This change in attitude is refreshing.

Najib has also shifted his country closer to the West, establishing ties with the Vatican, moving to support US sanctions against Iran, entering a deal on refugees with Australia and attempting to improve relations with their former colonizers in Britain.

But the country has also sent mixed signals to the international community in recent months, with the country’s bureaucracy deporting two lawyers.

William Bourdan, who was representing a Malaysian human rights group in a French investigation into the $1.1 billion sale of two submarines to Malaysia, was sent back to Paris after arriving here to meet with clients.

This was followed by the deportation of British lawyer Imran Khan, who had arrived here to defend a group of ethnic Indian activists who claimed they were being discriminated against. His stay lasted 12 hours.

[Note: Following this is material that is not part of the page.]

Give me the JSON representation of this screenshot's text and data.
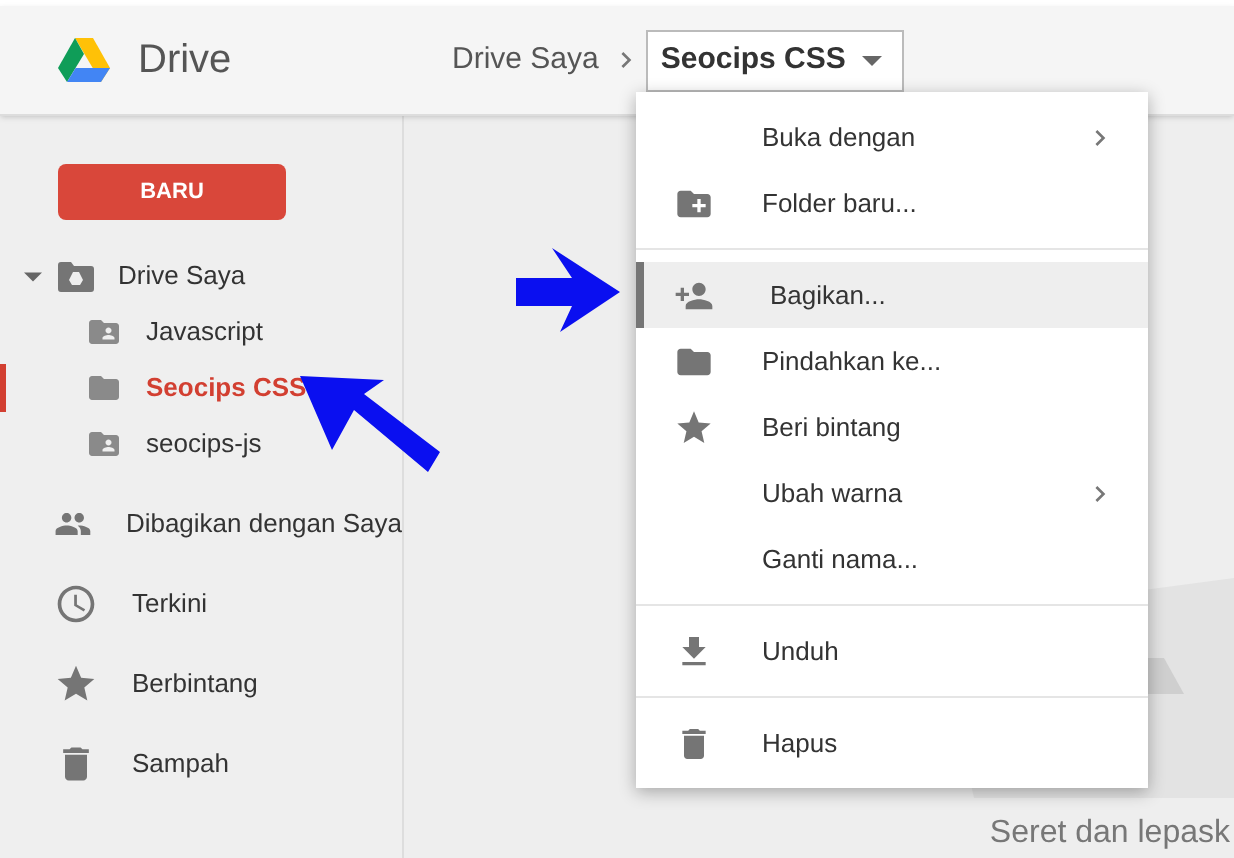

‘Of course, the proof of the pudding will be in how the FCC will engage the government,’ Bose added. ‘What we are hoping for is a good relationship with all sides so that the FCC is seen as a foundation upon which a frank and open exchange of views and ideas can take place and where everyone develops a better understanding of the other side.’